The Olympic Committee saw the 2020 Tokyo games postponed for a year, which cut the revenue from sources including sponsorships and television deals.
The Olympic committee cuts come as other sports from minor league baseball teams to the NFL mull lost revenue from cancelled games.
One advocate for Olympians worried that the cuts could impact athletes who are readying for the delayed Tokyo games.
"First of all, I feel for anyone who lost a job, but my focus right now is making sure that athletes competing in the next summer Olympics have all the support they need during this difficult time," said former Olympian and athlete advocate Eli Bremer. "My hope is that the positions that were cut were not positions that directly impact athletes or the Olympic Training Center."

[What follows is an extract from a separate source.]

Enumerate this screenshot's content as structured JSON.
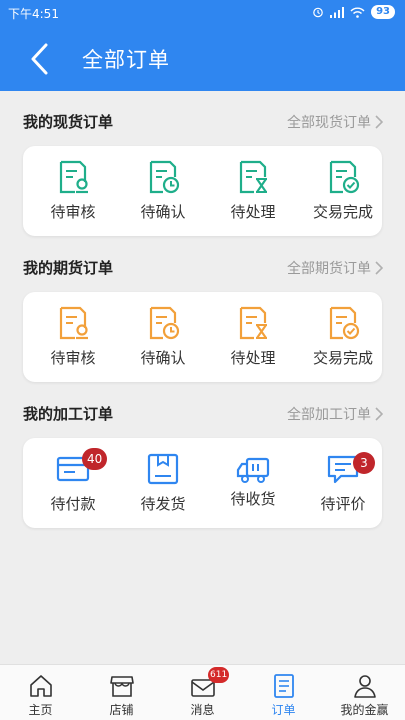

"Several areas" of planned investments over the next four years will be re-evaluated at a virtual town hall Tuesday, Hirshland said.
"At the end of a difficult day, and a tough month, we must all be asking ourselves if something that feels so awful is necessary and right," she said. "I believe that these actions are the right ones. All of this will make the difference."
The nonprofit claimed revenues of more than $322 million on tax forms filed last year. The Committee had assets of $265 million.
But revenue for the committee swings wildly depending on whether its athletes are competing in the biannual games.
Without games in 2017, the committee claimed revenue of $183 million and an annual operating loss that year of more than $30 million, tax records show.
The committee also could face unprecedented potential liabilities in the form of pending lawsuits from athletes who claim they were victims of sexual assaults the organization should have stopped.
Plaintiffs in those suits include alleged victims of former USA Gymnastics physician Larry Nassar, who is serving a 60 year prison sentence after his 2018 conviction on a string of sexual assault charges.
The Olympic Committee, while saying more could have been done to stop Nassar, has so far denied liability in the suits.
The Olympic Committee has also redoubled its commitment to supporting athletes and a program to stamp out sexual assault and care for victims.
In her email, Hirshland listed support for athletes as the committee's top priority.
"Sustain the resources required for Team USA athletes to achieve competitive success," she wrote.
Gazette reporter Stephanie Earls contributed to this report